It seems fitting to write about the North American International Auto Show (or NAIAS, an acronym I came to memorize at a young age) as 2016 kicks into high gear. In case you didn’t know, Detroit and its suburban population primarily revolves around automobiles and their interconnected industries. This can mean anything from the automotive plants, technology suppliers (e.g. Delphi) and even the annual ‘Woodward Dream Cruise‘ — entirely comprised of vintage & classic cars — indications of the Motor City are ever-present and ubiquitous.

And while the ‘Auto Show’ is a traveling event in various cities across the country, the Detroit show kicks off the year with tremendous momentum and acknowledgement of the latest in car design, innovation and, as of late, the infusion of consumer technology. But I see a much more ominous change on the horizon and it looks much more like a battle for relevancy.

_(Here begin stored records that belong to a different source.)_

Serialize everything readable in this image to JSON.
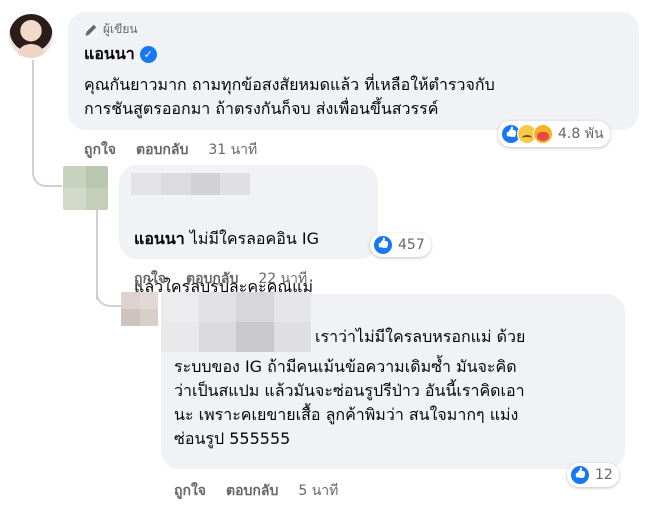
{
  "comment_main": {
    "author_badge": "ผู้เขียน",
    "name": "แอนนา",
    "text": "คุณกันยาวมาก ถามทุกข้อสงสัยหมดแล้ว ที่เหลือให้ตำรวจกับ\nการชันสูตรออกมา ถ้าตรงกันก็จบ ส่งเพื่อนขึ้นสวรรค์",
    "reactions": [
      "like",
      "sad",
      "care"
    ],
    "reaction_count": "4.8 พัน",
    "like_label": "ถูกใจ",
    "reply_label": "ตอบกลับ",
    "time": "31 นาที"
  },
  "reply_1": {
    "name": "แอนนา",
    "text_after_name": " ไม่มีใครลอคอิน IG",
    "text_line2": "แล้วใครลบรูปล่ะคะคุณแม่",
    "reactions": [
      "like"
    ],
    "reaction_count": "457",
    "like_label": "ถูกใจ",
    "reply_label": "ตอบกลับ",
    "time": "22 นาที"
  },
  "reply_2": {
    "text_line1": "เราว่าไม่มีใครลบหรอกแม่ ด้วย",
    "text_rest": "ระบบของ IG ถ้ามีคนเม้นข้อความเดิมซ้ำ มันจะคิด\nว่าเป็นสแปม แล้วมันจะซ่อนรูปรีป่าว อันนี้เราคิดเอา\nนะ เพราะคเยขายเสื้อ ลูกค้าพิมว่า สนใจมากๆ แม่ง\nซ่อนรูป 555555",
    "reactions": [
      "like"
    ],
    "reaction_count": "12",
    "like_label": "ถูกใจ",
    "reply_label": "ตอบกลับ",
    "time": "5 นาที"
  }
}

Segueing to the unveiling and emergence of Faraday Future this week at CES, there was a momentous livestream accompanied by a show floor exhibit of the FFZERO1 concept race-car (above). This press-oriented event was much more artificially contrived than Elon Musk’s Tesla events that bear much more authenticity to the founder’s style. And judging from reactions on the show floor, the concept car on display was less about the perceived speed & capabilities and more about the evolution of car design and production flexibility. For perhaps the first time, a platform approach to electric vehicle development was highlighted, taking the form of FF’s VPA (or Variable Platform Architecture). The press has done a tremendous job deriding the company and its coming out party, citing it as over-hyped, incomplete and even labeling it as vaporware.

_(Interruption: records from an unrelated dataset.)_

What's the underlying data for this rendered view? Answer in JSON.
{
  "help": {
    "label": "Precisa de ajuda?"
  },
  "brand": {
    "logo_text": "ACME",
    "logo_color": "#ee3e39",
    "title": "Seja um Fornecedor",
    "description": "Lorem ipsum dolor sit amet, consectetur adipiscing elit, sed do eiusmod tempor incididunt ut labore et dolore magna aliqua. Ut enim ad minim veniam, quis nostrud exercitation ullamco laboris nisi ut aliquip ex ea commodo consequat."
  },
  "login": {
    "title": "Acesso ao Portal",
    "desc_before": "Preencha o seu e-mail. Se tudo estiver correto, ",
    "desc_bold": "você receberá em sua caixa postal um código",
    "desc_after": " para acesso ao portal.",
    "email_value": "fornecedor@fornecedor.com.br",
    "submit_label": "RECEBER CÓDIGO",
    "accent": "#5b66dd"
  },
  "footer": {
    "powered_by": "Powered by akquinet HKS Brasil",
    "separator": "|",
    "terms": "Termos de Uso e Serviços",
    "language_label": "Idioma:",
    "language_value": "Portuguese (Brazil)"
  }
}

This post, though, isn’t about Faraday Future and its actual vs. perceived vehicle and platform development. It is very much about the exponentially growing pace of innovation that seems impossible for the incumbent domestic and international auto makers to match. This perhaps, is why we’ve seen high-profile deals recently between Ford & GM together with Silicon Valley companies like Google and Lyft. I’m quite confident this is just the beginning — and I’m uncertain that this time around, Detroit will be able to persist and keep up as it has done for the last century.

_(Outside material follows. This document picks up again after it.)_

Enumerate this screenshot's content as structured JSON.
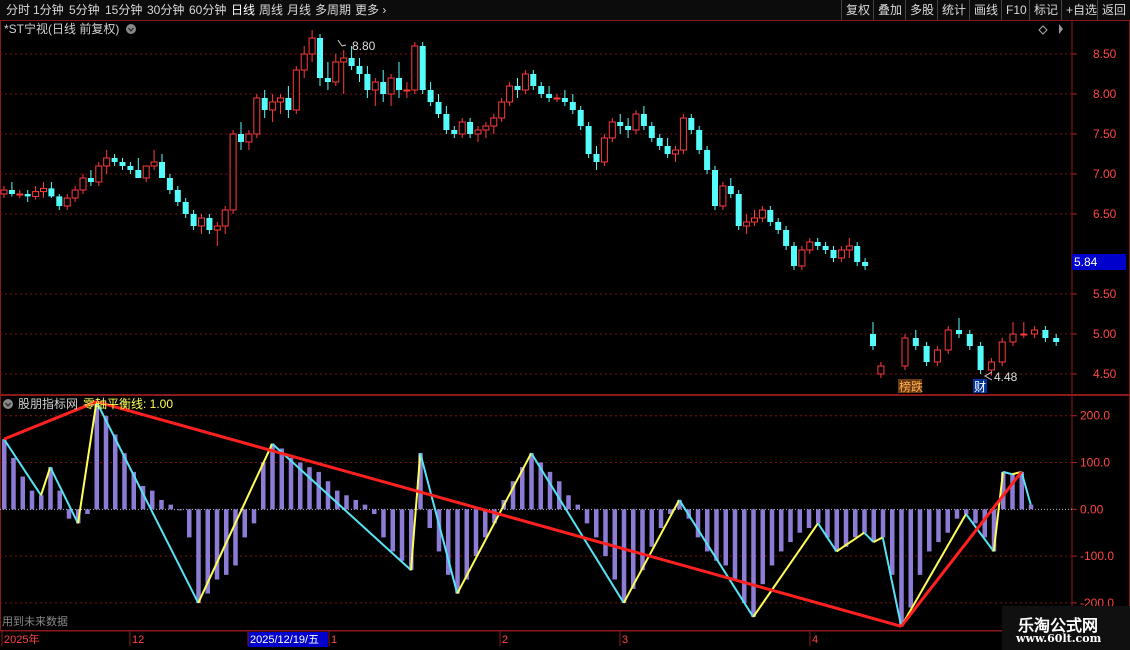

In a couple years, we’ll certainly be talking about the auto industry and cars in general with a very different lens. With Apple rumored to be developing and planning to unveil a vehicle of their own in two or three years time, and Tesla making huge strides in the field of autonomous driving, the landscape is already starting to change more substantially than ever before. Perhaps car buffs and industry enthusiasts will also be entering the lottery for access to Apple’s ‘WWDC‘ (Worldwide Developers Conference), just as many of us on the iOS platform side have done to stay current and enchanted by Apple’s marvels. If that happens, the auto show’s relevancy will have been greatly diminished and we’ll probably be heading to Cupertino to visit the ‘spaceship’ that will be far more equipped to support larger audiences eager to experience v2.0 of the auto show.


Published in Auto Industry